They asked: Has the recitation of the Qurʾān come in this sense—in the meaning of recitation within prayer—in any other place?
Yes, there is God’s statement: “And hold fast to the recitation of the Qurʾān at dawn, for the recitation of the Qurʾān at dawn is witnessed.” [17:78] This refers to the recitation of the Noble Qurʾān in the Fajr prayer. There is also His statement: “We shall make you recite and then you will not forget” [87:6], which points to his recitation in prayer, for the prayer is where most of recitation takes place. How close is the servant to his Lord and how high he climbs among the lofty ranks when he combines the two in humility and devotion! There is also His statement: “So when the Qur’an is recited, listen carefully to it, and keep silent so that you may be shown mercy” [7:204], which also refers to prayer.
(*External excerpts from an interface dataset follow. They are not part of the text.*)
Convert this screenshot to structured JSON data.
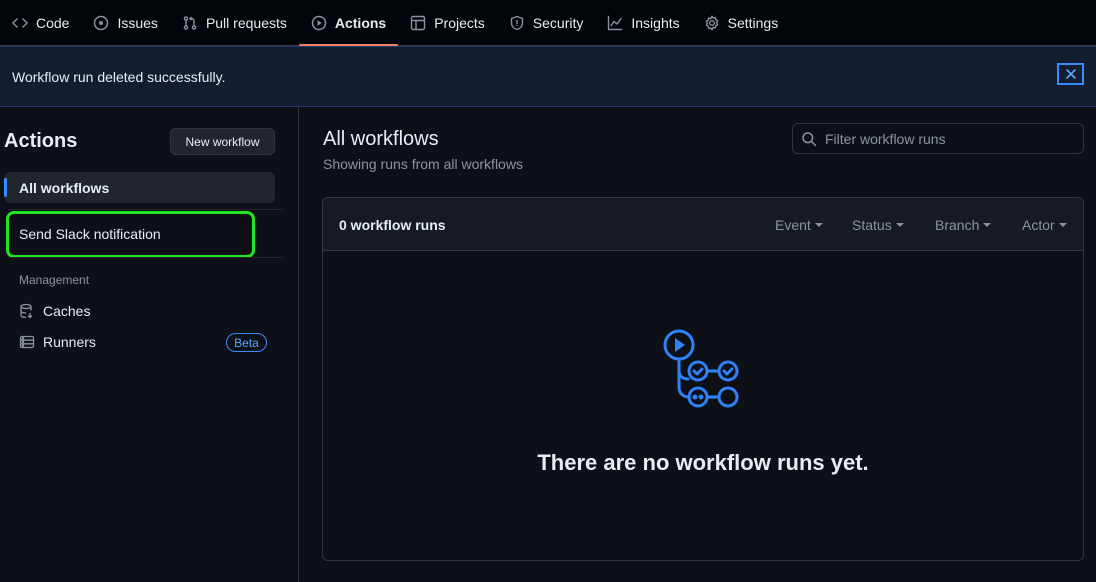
{
  "nav": {
    "tabs": [
      {
        "label": "Code",
        "icon": "code-icon"
      },
      {
        "label": "Issues",
        "icon": "issue-icon"
      },
      {
        "label": "Pull requests",
        "icon": "pull-request-icon"
      },
      {
        "label": "Actions",
        "icon": "play-icon",
        "active": true
      },
      {
        "label": "Projects",
        "icon": "table-icon"
      },
      {
        "label": "Security",
        "icon": "shield-icon"
      },
      {
        "label": "Insights",
        "icon": "graph-icon"
      },
      {
        "label": "Settings",
        "icon": "gear-icon"
      }
    ]
  },
  "flash": {
    "message": "Workflow run deleted successfully."
  },
  "sidebar": {
    "title": "Actions",
    "new_workflow_label": "New workflow",
    "items": [
      {
        "label": "All workflows",
        "active": true
      },
      {
        "label": "Send Slack notification",
        "highlighted": true
      }
    ],
    "management_heading": "Management",
    "management_items": [
      {
        "label": "Caches",
        "icon": "database-icon"
      },
      {
        "label": "Runners",
        "icon": "server-icon",
        "badge": "Beta"
      }
    ]
  },
  "main": {
    "title": "All workflows",
    "subtitle": "Showing runs from all workflows",
    "filter_placeholder": "Filter workflow runs",
    "runs_count": "0 workflow runs",
    "filters": [
      "Event",
      "Status",
      "Branch",
      "Actor"
    ],
    "empty_message": "There are no workflow runs yet."
  },
  "colors": {
    "accent": "#388bfd",
    "active_tab_underline": "#f78166",
    "highlight": "#22e622"
  }
}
They asked: Did the Prophet understand this meaning that you have mentioned?
No one can arrive at the understanding of a speaker from his own perspective, even if the statement is from another world, until he gains intimate familiarity with it. For the Prophet, the first revelation was a strange and alarming event, even fearful and dreadful. But after some days had passed, this strangeness and fright dissipated, and he began to look forward to it. There is no doubt that the meaning of read became apparent to him after some time. And when it did, he became so preoccupied with prayer, with passion and longing, that it became his comfort, his repose, and the delight of his eyes. He could not relax without it. He took delight and great joy in it.
Imlā al-Khāṭir Series
In this series, which he names Imlā al-Khāṭir (literally, “dictation of thoughts”), Dr. Mohammad Akram Nadwi follows in the tradition of the Ḥanbalī scholar Ibn al-Jawzī’s Ṣayd al-Khāṭir and shares with the world his reflections on a variety of topics ranging from theology to law, history to heart softeners, philosophy, education and more. Composed in a casual, conversational style consisting of questions followed by their brief answers (each portion predicated by qālū/qultu, “they said”/”I responded”), he utilizes therein the highest level of Arabic, reflecting his love of the language and his extensive expertise in Arabic grammar and rhetoric. These short but poignant reflections are part of the balāghah genre and tradition of Arabic literature. It should be noted that these translations, done by his senior students, serve as a guide and can never fully match the style, tone and eloquence of the original Arabic. Also note that Dr. Akram does not necessarily review each translation and is not responsible for any errors, improper word choices, or the likes, that are an inevitable part of the translation process.
سلسلة إملاء الخاطر| Imlā al-Khāṭir Series
A Centre for Arabic and Islamic Sciences
Oxford . London . Online